Camino Law, a non-traditional law firm based in Greensboro, NC, was significantly influenced by the El Camino de Santiago pilgrimage that Abigail C. Seymour, the founder of the firm, undertook herself. She recalls that in her 20s, on a whim, she decided to sell everything she owned and then moved to Spain. And it was during that time that she decided to walk the 500-mile pilgrimage road of El Camino de Santiago, which literally means the Way of Saint James. Abigail herself explains why she named her firm, Camino Law at https://www.camino-law.com/why-camino.
This is a popular pilgrimage that originated from the medieval times and is 500-mile path across Spain to the Cathedral of Santiago de Compostela in Galicia, which is located in the northwestern part of Spain. Legend says that the bones of St. James the Apostle are buried beneath the cathedral and were discovered by a shepherd in the 9th century. The vital role of the Camino has been to promote cultural exchanges between people from various parts of Europe and the world.
During her pilgrimage walk in El Camino de Santiago in 1995, Abigail explains that she was actually searching for adventure, knowledge, and spiritual enlightenment. She says, “I found all three, and was in turn profoundly affected by the experience. My firm’s name and logo are a tribute to my beloved Camino. Our office is decorated with lots of Camino photos and artwork, the accent color is ‘Camino yellow’ and our logo is based on the shell image that represents the Camino.”

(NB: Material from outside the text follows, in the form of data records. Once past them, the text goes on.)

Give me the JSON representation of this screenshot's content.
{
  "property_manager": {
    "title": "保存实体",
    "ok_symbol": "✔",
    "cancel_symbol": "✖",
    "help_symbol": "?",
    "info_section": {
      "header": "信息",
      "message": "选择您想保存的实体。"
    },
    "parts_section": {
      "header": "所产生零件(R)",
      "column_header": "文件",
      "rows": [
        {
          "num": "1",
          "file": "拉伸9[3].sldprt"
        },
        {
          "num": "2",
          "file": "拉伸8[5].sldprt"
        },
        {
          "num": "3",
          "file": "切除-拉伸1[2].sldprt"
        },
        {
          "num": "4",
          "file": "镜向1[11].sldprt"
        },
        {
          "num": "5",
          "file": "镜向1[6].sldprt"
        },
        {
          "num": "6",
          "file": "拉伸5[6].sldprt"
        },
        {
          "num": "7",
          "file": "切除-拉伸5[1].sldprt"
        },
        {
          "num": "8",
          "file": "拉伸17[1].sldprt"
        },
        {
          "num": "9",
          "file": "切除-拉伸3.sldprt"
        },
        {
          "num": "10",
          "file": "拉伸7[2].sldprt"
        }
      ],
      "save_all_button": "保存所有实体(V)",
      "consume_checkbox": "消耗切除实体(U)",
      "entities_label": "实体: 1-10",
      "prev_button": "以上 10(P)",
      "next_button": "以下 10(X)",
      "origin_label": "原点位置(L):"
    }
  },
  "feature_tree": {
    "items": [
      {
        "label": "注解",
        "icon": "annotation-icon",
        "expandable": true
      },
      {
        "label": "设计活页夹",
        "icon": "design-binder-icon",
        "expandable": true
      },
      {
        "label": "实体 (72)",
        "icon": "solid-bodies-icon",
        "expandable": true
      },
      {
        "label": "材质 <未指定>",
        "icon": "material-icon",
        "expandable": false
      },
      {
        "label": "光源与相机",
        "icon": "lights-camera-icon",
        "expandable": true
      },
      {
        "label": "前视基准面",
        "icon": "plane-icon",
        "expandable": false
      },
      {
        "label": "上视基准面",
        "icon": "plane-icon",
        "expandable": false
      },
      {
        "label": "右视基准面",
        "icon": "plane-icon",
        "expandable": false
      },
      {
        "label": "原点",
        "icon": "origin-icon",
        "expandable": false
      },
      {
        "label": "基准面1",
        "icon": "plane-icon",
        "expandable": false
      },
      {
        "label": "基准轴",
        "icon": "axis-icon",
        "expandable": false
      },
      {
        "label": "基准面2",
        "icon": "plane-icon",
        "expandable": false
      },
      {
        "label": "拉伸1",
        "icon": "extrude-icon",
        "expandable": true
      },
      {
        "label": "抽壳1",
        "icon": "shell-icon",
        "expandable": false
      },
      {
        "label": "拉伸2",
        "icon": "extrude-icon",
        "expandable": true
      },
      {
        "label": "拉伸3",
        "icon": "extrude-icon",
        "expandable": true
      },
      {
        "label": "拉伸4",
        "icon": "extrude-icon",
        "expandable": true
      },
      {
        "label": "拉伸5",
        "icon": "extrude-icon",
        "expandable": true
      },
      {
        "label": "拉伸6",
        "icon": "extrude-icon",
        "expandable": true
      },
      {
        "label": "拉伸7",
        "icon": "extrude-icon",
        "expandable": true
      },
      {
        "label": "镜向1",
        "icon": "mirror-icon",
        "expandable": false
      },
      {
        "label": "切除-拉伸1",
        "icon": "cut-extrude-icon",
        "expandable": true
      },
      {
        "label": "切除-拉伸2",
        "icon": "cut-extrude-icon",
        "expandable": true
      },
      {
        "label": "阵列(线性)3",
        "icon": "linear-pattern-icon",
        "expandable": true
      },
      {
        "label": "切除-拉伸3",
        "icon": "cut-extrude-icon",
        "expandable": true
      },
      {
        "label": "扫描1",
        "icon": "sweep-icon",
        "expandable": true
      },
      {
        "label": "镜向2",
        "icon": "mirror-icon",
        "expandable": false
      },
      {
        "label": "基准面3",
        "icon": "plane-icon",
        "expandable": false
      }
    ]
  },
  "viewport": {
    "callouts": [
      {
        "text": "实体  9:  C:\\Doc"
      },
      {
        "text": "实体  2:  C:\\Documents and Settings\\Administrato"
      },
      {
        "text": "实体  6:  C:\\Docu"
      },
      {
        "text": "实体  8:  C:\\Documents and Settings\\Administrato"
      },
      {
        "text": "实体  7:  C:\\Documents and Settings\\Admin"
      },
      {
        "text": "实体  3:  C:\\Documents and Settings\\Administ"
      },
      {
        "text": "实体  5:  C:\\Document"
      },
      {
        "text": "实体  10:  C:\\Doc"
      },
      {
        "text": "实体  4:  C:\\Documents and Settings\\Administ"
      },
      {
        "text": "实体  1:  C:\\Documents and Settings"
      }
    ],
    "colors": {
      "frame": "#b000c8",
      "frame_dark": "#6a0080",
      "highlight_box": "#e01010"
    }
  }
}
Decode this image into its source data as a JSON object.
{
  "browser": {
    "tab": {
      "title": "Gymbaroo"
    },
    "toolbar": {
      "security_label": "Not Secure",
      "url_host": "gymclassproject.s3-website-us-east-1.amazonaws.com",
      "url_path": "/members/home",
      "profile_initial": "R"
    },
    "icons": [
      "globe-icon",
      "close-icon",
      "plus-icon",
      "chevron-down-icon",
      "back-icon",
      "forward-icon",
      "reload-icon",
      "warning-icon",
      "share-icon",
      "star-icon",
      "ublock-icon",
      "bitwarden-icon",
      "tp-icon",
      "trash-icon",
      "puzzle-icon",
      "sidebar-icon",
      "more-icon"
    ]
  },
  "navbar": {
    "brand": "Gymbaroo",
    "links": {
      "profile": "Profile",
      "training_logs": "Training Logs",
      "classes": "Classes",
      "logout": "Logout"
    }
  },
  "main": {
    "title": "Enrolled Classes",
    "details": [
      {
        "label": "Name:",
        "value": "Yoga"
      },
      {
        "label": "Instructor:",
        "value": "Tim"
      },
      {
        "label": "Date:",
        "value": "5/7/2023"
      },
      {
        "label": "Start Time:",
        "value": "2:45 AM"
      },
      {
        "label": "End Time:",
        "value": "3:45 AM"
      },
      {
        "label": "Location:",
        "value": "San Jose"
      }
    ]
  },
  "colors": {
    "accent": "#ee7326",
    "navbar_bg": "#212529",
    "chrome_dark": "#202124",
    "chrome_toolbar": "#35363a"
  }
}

Established in 2019 by Abigail C. Seymour, Camino Law is a women-owned law firm based in Greensboro, NC that provides family law services to Greensboro and surrounding areas. They typically handle family law and immigration cases, with a particular focus on protecting and advocating children. This is a non-traditional law firm that is LGBTQ+ friendly, recovery friendly, and artistic-minded. Information about their team can be gleaned from https://www.camino-law.com/our-team.
Those who want to know more about Camino Law and their services can go to their website or contact them on the telephone or through email. They are open from 9:00 am to 5:00 pm, from Monday to Thursday and by appointment on Fridays. Abigail was a writer, photographer, and a businesswoman before she studied law, and those who are interested in the works of Abigail as a writer can check out her essay about the Camino de Santiago, titled “Ultreya,” which was first published in July 1998 in Attache magazine. Later, it was reprinted as part of a collection of essays by women writers, including Maya Angelou and Ane Lamott, in the book titled, “A Woman's Path: Women's Best Spiritual Travel Writing (Travelers' Tales Guides),” which was published in 2003.
In the essay, Abigail describes in detail what she saw and experienced during the Camino pilgrimage from the start of the walk in the Pyrenees, which is the gateway into Spain from France until she reached the cathedral. As she started her journey she came upon the tiny town of Burguete, where Hemingway had stayed during the bullfight season. And just outside the town, were several wooden signs with just one word, “Ultreya,” which was how the medieval pilgrims had greeted each other, which meant “go beyond.”
She walked for a total of 28 days in all, from one full moon to the next. On the last day, she reached the hilltop of Monte de Gozo, which was where the medieval pilgrims used to dance and cry with joy for having made their first glimpse of the spires of the Cathedral of Santiago de Compostela. The hilltop is now a tourist park that provides a view of a superhighway, football stadium, and a rest stop. She could barely see the cathedral spires from the hilltop. The actual destination of the pilgrims is inside the cathedral where there is a marble pillar that has been carved into a Jesse Tree that depicts the prophecy of the birth of Jesus. Legend has it that putting one’s right hand against the pillar and touching one’s forehead three times to the statue just below it will allow one to be blessed. Entering the cathedral, she observed pilgrims tapping their foreheads three times but with the extra gesture of reaching into a stone lion’s mouth to the right. But she later found out that the pilgrims were just following the example of a child reaching inside the lion’s mouth that morning. The essay by Abigail can be read at https://www.camino-law.com/ultreya.
For more information about Camino Law, contact the company here:
413 S. Edgeworth Street
Greensboro, NC 27401